Types of care management services

Part of the structure of the care manager role is clarity on the care manager’s main types of activity. Some of that clarity comes as the practice moves toward the mindset of each individual working to the top of his/her license or certification. The care manager should spend time on the things s/he is uniquely qualified to do. Here, we list the five main categories of care management services.

  1. Transitions of care
    The care manager helps patients manage their care transitions between and among health care providers and settings (e.g., transitioning from hospital to home), including referrals to other providers. Care managers also provide follow‐up after an emergency department visit, and after discharges from hospitals, skilled nursing facilities, or other health care facilities. A large task in this category is medication reconciliation, where the care manager reviews all medications, adherence, financial resources to pay for medication, and identifies potential drug interactions. A comprehensive assessment of the patient’s medical, functional, and psychosocial needs is conducted by the care manager.
  2. Care coordination The care manager works with patients, families, and caregivers to identify potential gaps in meeting the patient’s functional, psychosocial, behavioral, and financial needs. Care managers assist patients with getting the appropriate delivery of health care services to achieve optimal health or end‐ of‐life outcomes. This includes calling health care agencies or specialists on behalf of patients. This is different from, but overlaps with, transitions of care services. Care coordination occurs with or without the patient actually going to another care facility.
  3. Education and follow-up
    The care manager helps patients manage their chronic conditions by providing education and continuous follow-up. For example, the care manager may educate newly diagnosed diabetic patients, teach insulin injection, and have patients keep a blood sugar log and food record. The care manager follows up with patients usually bi-weekly or monthly via telephone, patient portal, or face-to-face when the patient is at the practice seeing his or her PCP. The care manager tracks how the patient is doing over time.
  4. Health behavior change counseling and self-management goal setting
    The care manager works with the patient and the patient decides what health behavior change(s) the patient would like to make. The care manager uses counseling/coaching techniques such as motivational interviewing to empower patients to facilitate behavior change (versus telling the patient what to do). The patient identifies one or two goals to work on and these are recorded in the medical record. The patient decides on how often follow-up visits will occur with the care manager to receive ongoing support with goals and to track progress.
  5. Connecting patients with community resources
    The care manager identifies individual patient needs including gaps in care, and connects patients with necessary resources that are often life changing (e.g., durable medical equipment, home health care, mental health services,
    and diabetic classes).

There is really no right or wrong approach regarding the distribution of time the care manager spends in each of these activities, and they in fact often overlap.

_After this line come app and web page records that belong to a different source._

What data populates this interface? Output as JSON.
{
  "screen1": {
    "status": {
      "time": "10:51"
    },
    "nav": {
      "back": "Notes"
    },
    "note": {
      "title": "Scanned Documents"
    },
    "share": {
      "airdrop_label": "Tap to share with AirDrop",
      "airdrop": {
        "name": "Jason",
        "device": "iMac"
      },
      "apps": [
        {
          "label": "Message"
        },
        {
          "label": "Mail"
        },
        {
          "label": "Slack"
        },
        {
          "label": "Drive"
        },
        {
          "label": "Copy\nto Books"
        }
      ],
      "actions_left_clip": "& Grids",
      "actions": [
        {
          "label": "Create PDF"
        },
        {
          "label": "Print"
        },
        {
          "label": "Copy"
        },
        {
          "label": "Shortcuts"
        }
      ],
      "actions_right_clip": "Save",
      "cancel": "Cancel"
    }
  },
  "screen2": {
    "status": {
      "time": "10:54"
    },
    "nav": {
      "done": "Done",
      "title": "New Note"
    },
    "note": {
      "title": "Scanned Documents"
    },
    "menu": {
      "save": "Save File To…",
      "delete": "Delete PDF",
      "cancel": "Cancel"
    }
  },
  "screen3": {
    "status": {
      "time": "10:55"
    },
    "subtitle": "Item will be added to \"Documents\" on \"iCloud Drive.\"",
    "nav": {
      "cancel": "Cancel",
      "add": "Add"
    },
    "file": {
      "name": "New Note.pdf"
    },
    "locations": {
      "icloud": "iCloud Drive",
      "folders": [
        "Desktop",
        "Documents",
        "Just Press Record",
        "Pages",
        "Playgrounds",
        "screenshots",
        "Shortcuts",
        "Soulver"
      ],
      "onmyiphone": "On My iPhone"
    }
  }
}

The key is clarity on the goals of the care management program and which activities support those goals.

By Complete Care Management, Inc.